With HDTV's it's not too extravagant either - about 3345 panels. A lot (of drivers too) but doable.
Any support for it? I was thinking that a circular dome ring of panels would be an amazing visualization tool.
1. current age of every person, represented by color
4. State (health, nourishment, etc)
But then I run out - but I think it would be an incredible tool for a variety of data sets.
You could start smaller too (country level)
Has anyone done this yet? I'm aware there are no new ideas on the Internet.
The problem with this kind of simple scatterplot is that there is an maximum density that you can represent, when the dots start to overlap. And you can't tell what that maximum density is by looking at the map, so it in effect misrepresents the data. The example in the article compensates for this by allowing zooming, but the problem is still there at most zoom levels. To avoid this you need to use one of the techniques that tessellates the plane and colors each tile according to the average value in the tile.
I wish my own U.S. History course would have covered ground like this instead of starting in the early 20th century with the plight of immigrants. No independence, no civil war, nada.
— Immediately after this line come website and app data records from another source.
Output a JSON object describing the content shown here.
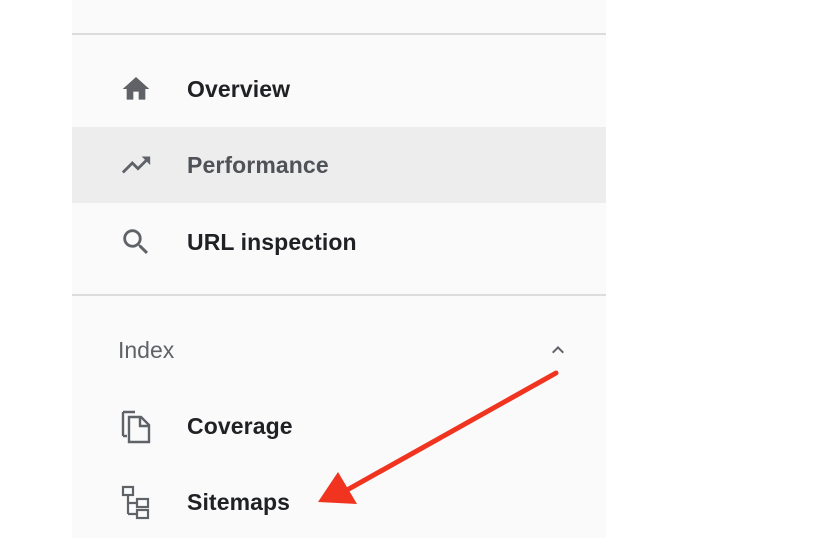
{
  "sidebar": {
    "items": [
      {
        "label": "Overview",
        "icon": "home-icon",
        "active": false
      },
      {
        "label": "Performance",
        "icon": "trending-up-icon",
        "active": true
      },
      {
        "label": "URL inspection",
        "icon": "search-icon",
        "active": false
      }
    ],
    "section": {
      "label": "Index",
      "icon": "chevron-up-icon",
      "expanded": true,
      "items": [
        {
          "label": "Coverage",
          "icon": "copy-pages-icon"
        },
        {
          "label": "Sitemaps",
          "icon": "sitemap-icon"
        }
      ]
    }
  },
  "annotation": {
    "icon": "red-arrow-icon",
    "color": "#f0341f",
    "target": "Sitemaps"
  },
  "colors": {
    "sidebar_background": "#fafafa",
    "active_background": "#ededed",
    "icon_color": "#5f6368",
    "label_color": "#202124"
  }
}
I felt cheated by that (high school) course and I've been meaning to fill in the gaps.
To be honest, most schools that do cover those do an even worse job than not teaching anything at all.
If you're interested in filling in the gaps on your own:
CBS Sunday morning had a piece  on the whole deal with people building homes in national parks.